◆ Web page and app entries:

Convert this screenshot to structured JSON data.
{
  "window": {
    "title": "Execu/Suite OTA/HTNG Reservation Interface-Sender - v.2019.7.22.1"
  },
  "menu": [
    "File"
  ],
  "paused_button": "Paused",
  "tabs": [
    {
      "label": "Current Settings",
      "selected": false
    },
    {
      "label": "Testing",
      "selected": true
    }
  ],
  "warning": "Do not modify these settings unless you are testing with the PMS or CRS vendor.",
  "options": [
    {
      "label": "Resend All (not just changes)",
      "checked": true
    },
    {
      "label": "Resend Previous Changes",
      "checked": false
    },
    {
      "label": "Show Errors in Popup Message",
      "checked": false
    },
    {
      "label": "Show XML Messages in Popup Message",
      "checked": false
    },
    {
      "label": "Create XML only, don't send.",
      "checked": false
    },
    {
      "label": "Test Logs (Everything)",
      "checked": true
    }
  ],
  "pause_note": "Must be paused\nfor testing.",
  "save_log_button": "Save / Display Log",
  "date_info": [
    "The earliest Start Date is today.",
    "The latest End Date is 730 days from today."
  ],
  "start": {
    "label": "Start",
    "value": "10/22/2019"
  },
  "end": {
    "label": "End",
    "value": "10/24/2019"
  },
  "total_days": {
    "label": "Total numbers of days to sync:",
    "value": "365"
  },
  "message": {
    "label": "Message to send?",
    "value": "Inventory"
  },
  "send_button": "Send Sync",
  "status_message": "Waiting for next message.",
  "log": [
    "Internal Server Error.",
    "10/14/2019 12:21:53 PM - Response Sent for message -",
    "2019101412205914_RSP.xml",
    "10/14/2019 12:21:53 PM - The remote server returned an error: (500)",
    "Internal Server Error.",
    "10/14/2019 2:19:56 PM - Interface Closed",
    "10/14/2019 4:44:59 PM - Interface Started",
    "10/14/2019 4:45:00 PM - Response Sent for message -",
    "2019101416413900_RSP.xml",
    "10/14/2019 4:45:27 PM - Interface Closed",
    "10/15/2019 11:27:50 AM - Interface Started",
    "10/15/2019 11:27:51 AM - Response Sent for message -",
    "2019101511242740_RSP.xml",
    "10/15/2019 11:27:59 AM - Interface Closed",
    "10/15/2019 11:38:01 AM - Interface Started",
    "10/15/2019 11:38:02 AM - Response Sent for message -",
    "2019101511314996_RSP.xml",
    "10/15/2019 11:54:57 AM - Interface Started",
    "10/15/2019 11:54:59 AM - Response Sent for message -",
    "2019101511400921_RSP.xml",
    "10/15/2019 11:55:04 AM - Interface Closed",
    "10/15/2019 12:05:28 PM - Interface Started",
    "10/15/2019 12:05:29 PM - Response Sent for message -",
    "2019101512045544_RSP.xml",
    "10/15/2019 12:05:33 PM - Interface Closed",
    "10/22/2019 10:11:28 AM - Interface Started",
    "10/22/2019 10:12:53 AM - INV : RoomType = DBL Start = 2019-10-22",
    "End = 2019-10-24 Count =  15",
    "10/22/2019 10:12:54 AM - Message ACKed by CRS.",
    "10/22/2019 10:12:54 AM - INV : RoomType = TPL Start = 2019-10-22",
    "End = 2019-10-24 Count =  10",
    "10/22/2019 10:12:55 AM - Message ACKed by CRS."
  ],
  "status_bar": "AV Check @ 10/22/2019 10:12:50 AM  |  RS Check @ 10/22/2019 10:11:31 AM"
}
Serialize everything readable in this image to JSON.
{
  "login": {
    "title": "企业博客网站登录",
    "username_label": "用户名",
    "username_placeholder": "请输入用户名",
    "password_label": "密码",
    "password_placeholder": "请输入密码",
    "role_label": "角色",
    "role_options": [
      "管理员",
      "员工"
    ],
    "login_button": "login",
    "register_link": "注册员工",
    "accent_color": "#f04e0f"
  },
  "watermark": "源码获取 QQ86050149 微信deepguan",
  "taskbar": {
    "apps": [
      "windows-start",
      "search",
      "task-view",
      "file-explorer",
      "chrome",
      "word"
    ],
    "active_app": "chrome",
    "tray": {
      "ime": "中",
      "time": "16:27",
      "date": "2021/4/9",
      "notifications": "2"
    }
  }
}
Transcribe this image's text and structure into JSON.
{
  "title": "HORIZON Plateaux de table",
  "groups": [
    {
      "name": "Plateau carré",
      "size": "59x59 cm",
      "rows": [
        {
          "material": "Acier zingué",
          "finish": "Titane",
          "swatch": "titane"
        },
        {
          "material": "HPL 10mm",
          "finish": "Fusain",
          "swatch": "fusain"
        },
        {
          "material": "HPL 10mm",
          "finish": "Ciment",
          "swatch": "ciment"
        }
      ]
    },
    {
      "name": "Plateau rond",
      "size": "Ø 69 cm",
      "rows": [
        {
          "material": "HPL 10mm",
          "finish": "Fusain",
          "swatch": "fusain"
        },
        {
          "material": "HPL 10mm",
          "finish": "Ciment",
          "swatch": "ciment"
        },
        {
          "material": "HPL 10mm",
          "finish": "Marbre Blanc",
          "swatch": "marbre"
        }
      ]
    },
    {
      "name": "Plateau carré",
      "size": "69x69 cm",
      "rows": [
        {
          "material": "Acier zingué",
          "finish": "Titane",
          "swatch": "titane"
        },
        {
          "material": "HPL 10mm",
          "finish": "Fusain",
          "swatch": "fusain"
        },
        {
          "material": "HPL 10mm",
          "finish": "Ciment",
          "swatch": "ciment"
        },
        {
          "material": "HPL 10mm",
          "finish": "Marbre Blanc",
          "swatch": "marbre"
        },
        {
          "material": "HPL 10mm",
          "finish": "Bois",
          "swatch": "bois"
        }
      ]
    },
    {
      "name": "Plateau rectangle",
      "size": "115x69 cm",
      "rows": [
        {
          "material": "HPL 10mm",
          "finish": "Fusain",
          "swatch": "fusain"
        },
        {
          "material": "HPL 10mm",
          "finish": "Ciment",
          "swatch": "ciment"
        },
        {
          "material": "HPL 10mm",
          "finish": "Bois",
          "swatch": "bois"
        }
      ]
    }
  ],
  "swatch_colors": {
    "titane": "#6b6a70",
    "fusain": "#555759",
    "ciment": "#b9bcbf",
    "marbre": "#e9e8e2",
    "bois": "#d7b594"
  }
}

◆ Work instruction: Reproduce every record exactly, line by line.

◆ Result of this exercise:
Convert this screenshot to structured JSON data.
{
  "window": {
    "title": "Execu/Suite OTA/HTNG Reservation Interface-Sender - v.2019.7.22.1"
  },
  "menu": [
    "File"
  ],
  "paused_button": "Paused",
  "tabs": [
    {
      "label": "Current Settings",
      "selected": false
    },
    {
      "label": "Testing",
      "selected": true
    }
  ],
  "warning": "Do not modify these settings unless you are testing with the PMS or CRS vendor.",
  "options": [
    {
      "label": "Resend All (not just changes)",
      "checked": true
    },
    {
      "label": "Resend Previous Changes",
      "checked": false
    },
    {
      "label": "Show Errors in Popup Message",
      "checked": false
    },
    {
      "label": "Show XML Messages in Popup Message",
      "checked": false
    },
    {
      "label": "Create XML only, don't send.",
      "checked": false
    },
    {
      "label": "Test Logs (Everything)",
      "checked": true
    }
  ],
  "pause_note": "Must be paused\nfor testing.",
  "save_log_button": "Save / Display Log",
  "date_info": [
    "The earliest Start Date is today.",
    "The latest End Date is 730 days from today."
  ],
  "start": {
    "label": "Start",
    "value": "10/22/2019"
  },
  "end": {
    "label": "End",
    "value": "10/24/2019"
  },
  "total_days": {
    "label": "Total numbers of days to sync:",
    "value": "365"
  },
  "message": {
    "label": "Message to send?",
    "value": "Inventory"
  },
  "send_button": "Send Sync",
  "status_message": "Waiting for next message.",
  "log": [
    "Internal Server Error.",
    "10/14/2019 12:21:53 PM - Response Sent for message -",
    "2019101412205914_RSP.xml",
    "10/14/2019 12:21:53 PM - The remote server returned an error: (500)",
    "Internal Server Error.",
    "10/14/2019 2:19:56 PM - Interface Closed",
    "10/14/2019 4:44:59 PM - Interface Started",
    "10/14/2019 4:45:00 PM - Response Sent for message -",
    "2019101416413900_RSP.xml",
    "10/14/2019 4:45:27 PM - Interface Closed",
    "10/15/2019 11:27:50 AM - Interface Started",
    "10/15/2019 11:27:51 AM - Response Sent for message -",
    "2019101511242740_RSP.xml",
    "10/15/2019 11:27:59 AM - Interface Closed",
    "10/15/2019 11:38:01 AM - Interface Started",
    "10/15/2019 11:38:02 AM - Response Sent for message -",
    "2019101511314996_RSP.xml",
    "10/15/2019 11:54:57 AM - Interface Started",
    "10/15/2019 11:54:59 AM - Response Sent for message -",
    "2019101511400921_RSP.xml",
    "10/15/2019 11:55:04 AM - Interface Closed",
    "10/15/2019 12:05:28 PM - Interface Started",
    "10/15/2019 12:05:29 PM - Response Sent for message -",
    "2019101512045544_RSP.xml",
    "10/15/2019 12:05:33 PM - Interface Closed",
    "10/22/2019 10:11:28 AM - Interface Started",
    "10/22/2019 10:12:53 AM - INV : RoomType = DBL Start = 2019-10-22",
    "End = 2019-10-24 Count =  15",
    "10/22/2019 10:12:54 AM - Message ACKed by CRS.",
    "10/22/2019 10:12:54 AM - INV : RoomType = TPL Start = 2019-10-22",
    "End = 2019-10-24 Count =  10",
    "10/22/2019 10:12:55 AM - Message ACKed by CRS."
  ],
  "status_bar": "AV Check @ 10/22/2019 10:12:50 AM  |  RS Check @ 10/22/2019 10:11:31 AM"
}
Serialize everything readable in this image to JSON.
{
  "login": {
    "title": "企业博客网站登录",
    "username_label": "用户名",
    "username_placeholder": "请输入用户名",
    "password_label": "密码",
    "password_placeholder": "请输入密码",
    "role_label": "角色",
    "role_options": [
      "管理员",
      "员工"
    ],
    "login_button": "login",
    "register_link": "注册员工",
    "accent_color": "#f04e0f"
  },
  "watermark": "源码获取 QQ86050149 微信deepguan",
  "taskbar": {
    "apps": [
      "windows-start",
      "search",
      "task-view",
      "file-explorer",
      "chrome",
      "word"
    ],
    "active_app": "chrome",
    "tray": {
      "ime": "中",
      "time": "16:27",
      "date": "2021/4/9",
      "notifications": "2"
    }
  }
}
Transcribe this image's text and structure into JSON.
{
  "title": "HORIZON Plateaux de table",
  "groups": [
    {
      "name": "Plateau carré",
      "size": "59x59 cm",
      "rows": [
        {
          "material": "Acier zingué",
          "finish": "Titane",
          "swatch": "titane"
        },
        {
          "material": "HPL 10mm",
          "finish": "Fusain",
          "swatch": "fusain"
        },
        {
          "material": "HPL 10mm",
          "finish": "Ciment",
          "swatch": "ciment"
        }
      ]
    },
    {
      "name": "Plateau rond",
      "size": "Ø 69 cm",
      "rows": [
        {
          "material": "HPL 10mm",
          "finish": "Fusain",
          "swatch": "fusain"
        },
        {
          "material": "HPL 10mm",
          "finish": "Ciment",
          "swatch": "ciment"
        },
        {
          "material": "HPL 10mm",
          "finish": "Marbre Blanc",
          "swatch": "marbre"
        }
      ]
    },
    {
      "name": "Plateau carré",
      "size": "69x69 cm",
      "rows": [
        {
          "material": "Acier zingué",
          "finish": "Titane",
          "swatch": "titane"
        },
        {
          "material": "HPL 10mm",
          "finish": "Fusain",
          "swatch": "fusain"
        },
        {
          "material": "HPL 10mm",
          "finish": "Ciment",
          "swatch": "ciment"
        },
        {
          "material": "HPL 10mm",
          "finish": "Marbre Blanc",
          "swatch": "marbre"
        },
        {
          "material": "HPL 10mm",
          "finish": "Bois",
          "swatch": "bois"
        }
      ]
    },
    {
      "name": "Plateau rectangle",
      "size": "115x69 cm",
      "rows": [
        {
          "material": "HPL 10mm",
          "finish": "Fusain",
          "swatch": "fusain"
        },
        {
          "material": "HPL 10mm",
          "finish": "Ciment",
          "swatch": "ciment"
        },
        {
          "material": "HPL 10mm",
          "finish": "Bois",
          "swatch": "bois"
        }
      ]
    }
  ],
  "swatch_colors": {
    "titane": "#6b6a70",
    "fusain": "#555759",
    "ciment": "#b9bcbf",
    "marbre": "#e9e8e2",
    "bois": "#d7b594"
  }
}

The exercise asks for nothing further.